In 1942, during World War II, LMC was on the verge of falling on hard times. Everything was going into the war effort and building materials were scarce, to say the least. LMC's income in May and June barely covered expenses. Something had to be done. Almost miraculously, LMC got a call from a gentleman named Gene Howerdd.
Gene Howerdd was vice president and sales manager of Georgia Hardwood Lumber Company, the predecessor of Georgia-Pacific Corporation. Prior to the war, LMC had contracted with Georgia Hardwood for thirty to forty cars of mostly Yellow Pine per month. Because of the war, this contract had been cancelled. LMC could not obtain the sufficient priorities needed to continue to purchase.
Several representatives of LMC met with Gene Howerdd to discuss a proposition that Howerdd had. It seems that the U.S. Army Engineers were not obtaining enough lumber for immediate shipment, particularly boards used for shipment. Howerdd suggested that LMC dealers might act as distribution centers with Georgia Hardwood supplying material. A deal was drawn up setting up a new corporation known as Georgia Distribution Yards, Inc. or GDY. The outline of the deal was basically this:
- GDY would enter into an agreement with each stockholder of LMC who wished to participate, leasing their storage facilities for $1.00 per year.
- The U.S. Army Engineers would give GDY a letter of intent to supply 100 million feet of 1" Yellow Pine lumber over a period of twelve months.
- This would give Georgia Hardwood the sufficiently high priority to manufacture or procure this lumber and ship it to the various LMC yards.
- The LMC yards, in turn, would unload the lumber, stock it, and reship it, in carload quantities, to whatever destination the U.S. Army Engineers required.
- The lumber would then be invoiced to the U.S. Army Engineers, at cost plus $5.00 per M handling, plus 10%.
The GDY rented a small office in Washington DC within walking distance of the new War Department Building, the headquarters for all lumber purchases by the U.S. Army Engineers.
Georgia Hardwood shipped 5,000,000 feet, about 150 carloads, into the distribution yards, forty-two of the seventy LMC yards, the first month but the lumber didn't move. Either they had hit a low spot or the GDY was being shut out. It was a catastrophe. There wasn't a single order that first month and forty-two LMC dealers were sitting on $200,000 worth of lumber!
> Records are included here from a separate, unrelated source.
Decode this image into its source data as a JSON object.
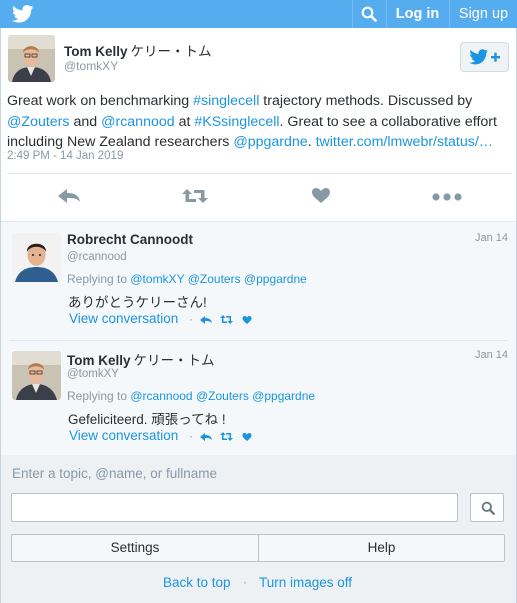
{
  "colors": {
    "brand": "#55acee",
    "link": "#1b95e0",
    "muted": "#8899a6",
    "text": "#292f33",
    "reply_bg": "#f5f8fa",
    "search_bg": "#eef1f4"
  },
  "header": {
    "logo_icon": "twitter-bird-icon",
    "search_icon": "search-icon",
    "login_label": "Log in",
    "signup_label": "Sign up"
  },
  "tweet": {
    "author_name": "Tom Kelly",
    "author_name_jp": "ケリー・トム",
    "author_handle": "@tomkXY",
    "follow_icon": "follow-bird-plus-icon",
    "text_segments": [
      {
        "t": "Great work on benchmarking ",
        "link": false
      },
      {
        "t": "#singlecell",
        "link": true
      },
      {
        "t": " trajectory methods. Discussed by ",
        "link": false
      },
      {
        "t": "@Zouters",
        "link": true
      },
      {
        "t": " and ",
        "link": false
      },
      {
        "t": "@rcannood",
        "link": true
      },
      {
        "t": " at ",
        "link": false
      },
      {
        "t": "#KSsinglecell",
        "link": true
      },
      {
        "t": ". Great to see a collaborative effort including New Zealand researchers ",
        "link": false
      },
      {
        "t": "@ppgardne",
        "link": true
      },
      {
        "t": ". ",
        "link": false
      },
      {
        "t": "twitter.com/lmwebr/status/…",
        "link": true
      }
    ],
    "timestamp": "2:49 PM - 14 Jan 2019",
    "actions": [
      "reply-icon",
      "retweet-icon",
      "like-icon",
      "more-icon"
    ]
  },
  "replies": [
    {
      "author_name": "Robrecht Cannoodt",
      "author_name_jp": "",
      "author_handle": "@rcannood",
      "date": "Jan 14",
      "replying_prefix": "Replying to ",
      "replying_to": [
        "@tomkXY",
        "@Zouters",
        "@ppgardne"
      ],
      "text": "ありがとうケリーさん!",
      "view_conversation": "View conversation"
    },
    {
      "author_name": "Tom Kelly",
      "author_name_jp": "ケリー・トム",
      "author_handle": "@tomkXY",
      "date": "Jan 14",
      "replying_prefix": "Replying to ",
      "replying_to": [
        "@rcannood",
        "@Zouters",
        "@ppgardne"
      ],
      "text": "Gefeliciteerd. 頑張ってね !",
      "view_conversation": "View conversation"
    }
  ],
  "search": {
    "hint": "Enter a topic, @name, or fullname",
    "value": "",
    "go_icon": "search-icon"
  },
  "footer": {
    "settings_label": "Settings",
    "help_label": "Help",
    "back_to_top": "Back to top",
    "turn_images_off": "Turn images off",
    "separator": "·"
  }
}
Luck changed, and soon orders were flowing in as fast as they could be shipped.
The relationship with Georgia Hardwood was very good. They were producing excellent lumber and LMC received very few complaints on the 80,000,000 feet that had been shipped.
By November 1942, GDY was well accepted. The distribution yards were practically the only source for available board for immediate shipment. Stock was being shipped into the yards at a rate of 7-10,000,000 feet per month and the yards were fulfilling orders within twenty-four hours including Saturdays, Sundays and holidays.
On New Year's Day, 1943, GDY got an order around 5:00 am. That order had to be in Chester, PA by 6:00 am the following day or a convoy would be held up. The U.S. Army Engineers agreed to have cars placed wherever they were needed in order to expedite the shipment. The nearest dealers where Brosius and Smedley in Wilmington, DE; Shanaman in Phoenixville, Pa and Wolf in York, Pa. The empty rail cars were delivered to these locations by individual locomotives, loaded and shipped. All by 6:00 am!
By 1943 the push had ended and on August 1, 1943, Georgia Distribution Yards, Inc. was terminated. While only short-lived, GDY accomplished the following:
- 80,000,000 feet of lumber had been shipped in and out of forty-two yards over a period of 10 months.
- A great contribution had been made to the war effort by supplying immediate lumber shipments on an emergency basis.
- It had greatly helped forty-two LMC dealers over a very critical period. Kept their organizations together and gave them some real stature in their communities, as well as a pretty fair inventory of hard-to-get lumber when it was all over.
LMC has gone through many changes since the original thirty-five got together in 1935. That first year the volume was almost $600,000. Today, there are over 365 stockholder companies and annual sales volume exceeds two and a half billion dollars.